All of these sites had a few critical things missing:

  • Almost no testimonials, and with one exception, the ones that did exist were weak, or years old (if they were dated). One notable exception that was fairly well done – Matthew Hohnberger’s – but even his testimonials could be improved (not the text, other things).
  • A lot of me, me, me – and not much focus on the prospective client.
  • No blog (one exception that didn’t motivate the reader to return, with no posts in almost 3 weeks)
  • No frequently asked questions. Help me buy. Help me sell. Establish your expertise before I make the call.
  • Almost no video. What video there was – came from their national organization. Homogenized corporate content that isn’t specific to Northwest Montana or even to your agency. If you’re an agent here in Montana, do you think I can drop an expert agent from Miami or Dallas here and have them know what to talk about? No. Any video is better than no video, but you need video of YOUR staff, talking about issues in THIS area.
  • No audio.
  • Very few photos – a few have photos but are monopolized by large unbroken paragraphs. Of the photos that were there, almost all were property or mountain view scenic shots. Only a few included a quality photo of the real estate agents. One included a photo of the sign on their building. Why is that interesting to someone looking to move to the Flathead, or buy/sell a home here?
  • No statement of specialties. “I specialize in finding homes for people with a heartbeat.” is not a specialty. I found a few that specialize in waterfront properties or property in certain areas, but none of them stepped out and said “This territory is mine and you are making a mistake if you work with someone else in my area of expertise.”
  • No commercial website for commercial buyers and sellers, vs. the residential site – other than the funnel site provided by the national organization. Commercial clients have different needs. Who is going to address them?
  • No city specific sites. Kalispell is not the same as Bigfork (or Whitefish, or Columbia Falls or Somers). The buyers and sellers are different, with different budgets and different needs. Why would they have the same site?
  • Very little establishment of personality on the part of the business, or the people working there.
  • No use of Web 2.0 / social media technologies. It isn’t just a buzzword.

Apple iPhone vs BlackBerry Curve 8300: Size Comparison
photo credit: Dan_H

The biggest reason for all of the above is the dependence on using whatever the national real estate company provides as a fill-in-the-blanks website. I found little or no investment in localized content or regional information except from the agencies that are not affiliated with national firms – and even those were missing most of the items above.

The problem with using the stuff that the national companies offer (much less with not using the items on the list above) is that the successful, smart agent can’t stand out from a crowd of starving, Tercel-driving agents who are working other jobs and selling only on the weekend. You don’t want me choosing a real estate agent out of a phone book.
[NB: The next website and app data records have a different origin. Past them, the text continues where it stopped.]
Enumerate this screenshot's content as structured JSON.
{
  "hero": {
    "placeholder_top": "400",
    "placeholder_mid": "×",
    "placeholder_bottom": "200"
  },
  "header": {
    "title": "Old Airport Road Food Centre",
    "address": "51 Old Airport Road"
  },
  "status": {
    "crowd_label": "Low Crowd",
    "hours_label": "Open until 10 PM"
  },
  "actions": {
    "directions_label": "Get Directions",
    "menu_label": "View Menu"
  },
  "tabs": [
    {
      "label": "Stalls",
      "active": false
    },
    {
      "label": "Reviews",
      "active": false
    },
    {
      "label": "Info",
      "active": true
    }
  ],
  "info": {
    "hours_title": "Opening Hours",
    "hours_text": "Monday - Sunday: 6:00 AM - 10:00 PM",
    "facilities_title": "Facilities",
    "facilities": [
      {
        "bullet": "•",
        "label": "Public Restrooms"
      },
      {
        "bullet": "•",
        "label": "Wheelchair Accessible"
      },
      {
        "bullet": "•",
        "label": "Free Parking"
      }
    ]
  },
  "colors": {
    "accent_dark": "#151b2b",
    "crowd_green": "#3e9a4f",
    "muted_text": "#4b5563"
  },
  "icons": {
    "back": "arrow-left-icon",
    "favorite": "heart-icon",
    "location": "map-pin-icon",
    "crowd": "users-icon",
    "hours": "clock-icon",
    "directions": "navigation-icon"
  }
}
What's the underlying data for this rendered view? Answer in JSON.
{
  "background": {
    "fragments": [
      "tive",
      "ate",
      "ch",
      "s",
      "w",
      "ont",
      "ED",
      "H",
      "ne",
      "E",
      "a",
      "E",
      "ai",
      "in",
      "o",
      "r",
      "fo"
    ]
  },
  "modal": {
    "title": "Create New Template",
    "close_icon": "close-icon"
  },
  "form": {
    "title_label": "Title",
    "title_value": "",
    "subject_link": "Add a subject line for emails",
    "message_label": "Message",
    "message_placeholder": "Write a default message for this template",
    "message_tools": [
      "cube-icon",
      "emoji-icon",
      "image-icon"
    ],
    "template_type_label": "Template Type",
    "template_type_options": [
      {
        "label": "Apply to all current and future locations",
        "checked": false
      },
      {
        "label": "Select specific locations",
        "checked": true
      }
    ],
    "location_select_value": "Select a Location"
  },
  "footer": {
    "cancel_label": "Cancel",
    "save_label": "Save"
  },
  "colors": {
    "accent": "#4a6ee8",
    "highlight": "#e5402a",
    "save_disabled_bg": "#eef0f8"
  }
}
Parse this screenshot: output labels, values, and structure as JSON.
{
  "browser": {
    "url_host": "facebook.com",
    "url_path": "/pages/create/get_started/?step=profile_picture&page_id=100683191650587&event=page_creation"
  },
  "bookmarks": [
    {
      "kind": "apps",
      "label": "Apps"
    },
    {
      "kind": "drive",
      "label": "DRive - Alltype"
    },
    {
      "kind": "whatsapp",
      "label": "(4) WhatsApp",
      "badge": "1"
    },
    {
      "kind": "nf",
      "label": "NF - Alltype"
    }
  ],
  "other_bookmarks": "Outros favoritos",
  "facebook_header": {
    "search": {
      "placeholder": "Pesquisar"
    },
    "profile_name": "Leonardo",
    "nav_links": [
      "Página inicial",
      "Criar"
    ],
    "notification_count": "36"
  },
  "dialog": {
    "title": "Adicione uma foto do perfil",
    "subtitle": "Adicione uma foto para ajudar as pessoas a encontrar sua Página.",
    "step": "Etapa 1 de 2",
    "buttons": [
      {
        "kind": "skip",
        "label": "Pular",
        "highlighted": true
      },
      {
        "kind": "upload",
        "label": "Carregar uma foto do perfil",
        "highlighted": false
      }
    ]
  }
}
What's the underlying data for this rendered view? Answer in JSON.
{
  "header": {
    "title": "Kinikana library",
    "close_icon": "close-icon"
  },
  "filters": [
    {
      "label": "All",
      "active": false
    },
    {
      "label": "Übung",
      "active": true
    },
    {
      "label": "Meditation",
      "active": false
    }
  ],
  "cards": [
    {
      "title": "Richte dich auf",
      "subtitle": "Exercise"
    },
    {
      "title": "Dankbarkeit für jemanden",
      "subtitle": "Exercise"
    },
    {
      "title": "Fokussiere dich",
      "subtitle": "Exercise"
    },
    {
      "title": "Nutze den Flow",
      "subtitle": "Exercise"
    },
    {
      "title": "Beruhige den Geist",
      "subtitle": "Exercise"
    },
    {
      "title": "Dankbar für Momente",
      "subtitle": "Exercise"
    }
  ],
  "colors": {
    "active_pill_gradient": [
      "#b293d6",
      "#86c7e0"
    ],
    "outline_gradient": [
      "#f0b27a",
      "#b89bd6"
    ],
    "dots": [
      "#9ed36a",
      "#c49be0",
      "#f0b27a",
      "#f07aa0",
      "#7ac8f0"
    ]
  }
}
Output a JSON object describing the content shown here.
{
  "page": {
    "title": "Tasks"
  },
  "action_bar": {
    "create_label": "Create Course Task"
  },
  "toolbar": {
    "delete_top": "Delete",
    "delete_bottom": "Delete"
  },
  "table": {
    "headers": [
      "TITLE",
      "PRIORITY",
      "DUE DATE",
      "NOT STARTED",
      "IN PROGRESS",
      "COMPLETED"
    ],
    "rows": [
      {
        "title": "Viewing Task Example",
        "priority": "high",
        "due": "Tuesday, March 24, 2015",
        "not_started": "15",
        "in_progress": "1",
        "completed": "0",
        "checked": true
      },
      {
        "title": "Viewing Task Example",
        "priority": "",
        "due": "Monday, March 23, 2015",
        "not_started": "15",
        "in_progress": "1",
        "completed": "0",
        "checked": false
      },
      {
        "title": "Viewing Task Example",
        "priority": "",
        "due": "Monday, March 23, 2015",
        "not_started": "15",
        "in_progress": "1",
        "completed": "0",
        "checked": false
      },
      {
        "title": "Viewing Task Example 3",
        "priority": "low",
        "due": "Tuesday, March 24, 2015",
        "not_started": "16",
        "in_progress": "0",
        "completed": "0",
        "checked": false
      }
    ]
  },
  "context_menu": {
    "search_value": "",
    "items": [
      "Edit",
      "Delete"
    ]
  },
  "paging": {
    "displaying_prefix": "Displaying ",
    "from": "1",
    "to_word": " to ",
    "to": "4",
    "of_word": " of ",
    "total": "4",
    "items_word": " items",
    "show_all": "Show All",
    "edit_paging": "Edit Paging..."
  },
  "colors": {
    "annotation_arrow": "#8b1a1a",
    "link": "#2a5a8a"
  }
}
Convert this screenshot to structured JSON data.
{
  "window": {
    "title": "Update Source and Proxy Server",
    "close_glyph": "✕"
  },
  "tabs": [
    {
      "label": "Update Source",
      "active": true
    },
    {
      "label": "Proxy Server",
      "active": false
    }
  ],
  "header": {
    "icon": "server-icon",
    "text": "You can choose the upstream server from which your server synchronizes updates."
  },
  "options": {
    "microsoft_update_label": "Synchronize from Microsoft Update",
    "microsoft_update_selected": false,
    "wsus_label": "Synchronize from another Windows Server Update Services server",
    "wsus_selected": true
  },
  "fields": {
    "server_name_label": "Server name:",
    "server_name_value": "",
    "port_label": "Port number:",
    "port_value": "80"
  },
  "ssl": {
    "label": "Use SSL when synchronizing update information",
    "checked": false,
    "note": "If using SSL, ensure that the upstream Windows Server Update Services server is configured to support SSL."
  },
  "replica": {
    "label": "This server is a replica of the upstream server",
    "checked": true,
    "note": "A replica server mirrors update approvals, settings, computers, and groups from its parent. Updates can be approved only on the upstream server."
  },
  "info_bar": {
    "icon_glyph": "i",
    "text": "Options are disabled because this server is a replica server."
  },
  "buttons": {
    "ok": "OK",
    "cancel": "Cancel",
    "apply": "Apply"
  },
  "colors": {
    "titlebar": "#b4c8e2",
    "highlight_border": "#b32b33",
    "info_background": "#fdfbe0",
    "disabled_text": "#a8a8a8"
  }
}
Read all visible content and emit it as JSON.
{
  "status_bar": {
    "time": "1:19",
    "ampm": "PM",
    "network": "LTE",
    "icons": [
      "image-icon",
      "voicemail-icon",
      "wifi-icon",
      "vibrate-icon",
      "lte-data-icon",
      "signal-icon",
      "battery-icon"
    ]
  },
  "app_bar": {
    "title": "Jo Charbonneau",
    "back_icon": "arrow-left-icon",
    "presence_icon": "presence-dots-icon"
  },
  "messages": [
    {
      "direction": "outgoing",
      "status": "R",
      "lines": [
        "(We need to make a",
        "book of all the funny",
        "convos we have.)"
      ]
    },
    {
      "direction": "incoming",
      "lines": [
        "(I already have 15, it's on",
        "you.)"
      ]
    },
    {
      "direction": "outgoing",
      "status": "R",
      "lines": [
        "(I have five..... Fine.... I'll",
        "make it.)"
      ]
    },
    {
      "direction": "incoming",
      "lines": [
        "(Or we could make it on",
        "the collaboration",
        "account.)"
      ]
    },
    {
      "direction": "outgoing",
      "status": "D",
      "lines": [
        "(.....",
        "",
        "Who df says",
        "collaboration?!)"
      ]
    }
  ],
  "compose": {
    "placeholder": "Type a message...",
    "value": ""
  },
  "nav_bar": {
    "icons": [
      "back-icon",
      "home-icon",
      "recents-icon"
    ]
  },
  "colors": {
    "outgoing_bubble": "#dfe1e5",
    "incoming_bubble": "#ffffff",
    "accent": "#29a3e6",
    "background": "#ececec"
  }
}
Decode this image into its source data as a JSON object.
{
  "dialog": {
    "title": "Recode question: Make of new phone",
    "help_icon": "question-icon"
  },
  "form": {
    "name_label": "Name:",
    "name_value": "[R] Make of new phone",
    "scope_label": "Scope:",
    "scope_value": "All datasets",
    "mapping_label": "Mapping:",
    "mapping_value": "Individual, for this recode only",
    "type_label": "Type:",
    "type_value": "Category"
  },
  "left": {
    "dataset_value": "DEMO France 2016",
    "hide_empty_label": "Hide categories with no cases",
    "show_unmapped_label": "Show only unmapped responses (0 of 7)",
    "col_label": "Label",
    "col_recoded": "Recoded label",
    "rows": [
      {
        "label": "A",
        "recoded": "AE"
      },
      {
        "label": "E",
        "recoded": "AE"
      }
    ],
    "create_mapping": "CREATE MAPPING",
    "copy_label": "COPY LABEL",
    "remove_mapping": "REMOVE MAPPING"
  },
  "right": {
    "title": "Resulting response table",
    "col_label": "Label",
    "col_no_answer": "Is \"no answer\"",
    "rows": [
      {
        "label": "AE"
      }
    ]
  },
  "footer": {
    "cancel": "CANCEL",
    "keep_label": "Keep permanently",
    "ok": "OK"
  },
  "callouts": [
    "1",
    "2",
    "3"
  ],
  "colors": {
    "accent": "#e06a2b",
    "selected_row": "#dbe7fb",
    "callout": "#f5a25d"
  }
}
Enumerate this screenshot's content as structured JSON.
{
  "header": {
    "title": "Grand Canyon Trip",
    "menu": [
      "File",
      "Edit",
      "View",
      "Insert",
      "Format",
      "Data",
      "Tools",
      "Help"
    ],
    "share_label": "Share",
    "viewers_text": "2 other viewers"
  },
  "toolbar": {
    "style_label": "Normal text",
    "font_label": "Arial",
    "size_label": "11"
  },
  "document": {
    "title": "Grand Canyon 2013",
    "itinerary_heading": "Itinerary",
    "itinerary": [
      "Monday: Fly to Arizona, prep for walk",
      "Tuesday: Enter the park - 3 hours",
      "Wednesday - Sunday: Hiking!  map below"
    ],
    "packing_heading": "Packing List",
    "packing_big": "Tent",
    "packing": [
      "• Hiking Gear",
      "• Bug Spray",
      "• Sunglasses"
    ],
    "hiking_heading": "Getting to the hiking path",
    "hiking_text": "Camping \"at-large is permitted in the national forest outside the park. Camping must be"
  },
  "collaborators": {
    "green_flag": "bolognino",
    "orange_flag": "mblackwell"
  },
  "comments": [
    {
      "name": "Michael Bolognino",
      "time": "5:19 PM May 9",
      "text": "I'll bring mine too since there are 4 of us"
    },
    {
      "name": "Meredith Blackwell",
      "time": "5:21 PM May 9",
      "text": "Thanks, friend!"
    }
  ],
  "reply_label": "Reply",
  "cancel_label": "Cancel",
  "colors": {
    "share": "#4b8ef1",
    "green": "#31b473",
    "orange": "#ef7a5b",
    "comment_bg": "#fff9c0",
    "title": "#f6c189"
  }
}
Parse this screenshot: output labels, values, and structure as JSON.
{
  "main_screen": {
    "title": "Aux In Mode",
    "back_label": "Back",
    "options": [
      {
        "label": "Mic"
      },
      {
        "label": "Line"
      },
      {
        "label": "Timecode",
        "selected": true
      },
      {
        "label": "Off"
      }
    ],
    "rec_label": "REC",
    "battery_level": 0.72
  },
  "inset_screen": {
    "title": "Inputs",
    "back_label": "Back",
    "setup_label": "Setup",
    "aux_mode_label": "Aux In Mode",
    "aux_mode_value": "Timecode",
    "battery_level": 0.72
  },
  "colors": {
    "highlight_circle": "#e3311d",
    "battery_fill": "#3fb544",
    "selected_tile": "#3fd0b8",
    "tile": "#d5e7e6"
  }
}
You want me to know, long before I sell a house, who I insist upon using and why.

If you are that agent selling only on the weekend, trying to make a name for yourself is the reason you should be doing these things.

Bridle - 660 E. Bridle Way, Gilbert AZ
photo credit: VisitMyLuxuryHome.com

I know, if you are currently doing well in the real estate business (and the smart ones do well regardless of the market), you have to be asking: Why is this important?

It’s important because you are leaving money on the table. You are not speaking to the younger crowd, nor to the web-savvy crowd who lives here (or elsewhere).

Right now, the field is wide open for the person or business that steps up. Even if you are making a good living in real estate, the websites I found are leaving money on the table.

It’s important because people who choose a real estate agent should be – if you do things right – choosing an agent for life. How many sales is that for you? How many sales is that for referred friends?

It’s not about the technology, it’s about the clients.

If you aren’t in the real estate business – you should be looking at your site through a very similar lens. Don’t discard the conversation just because you aren’t a Realtor.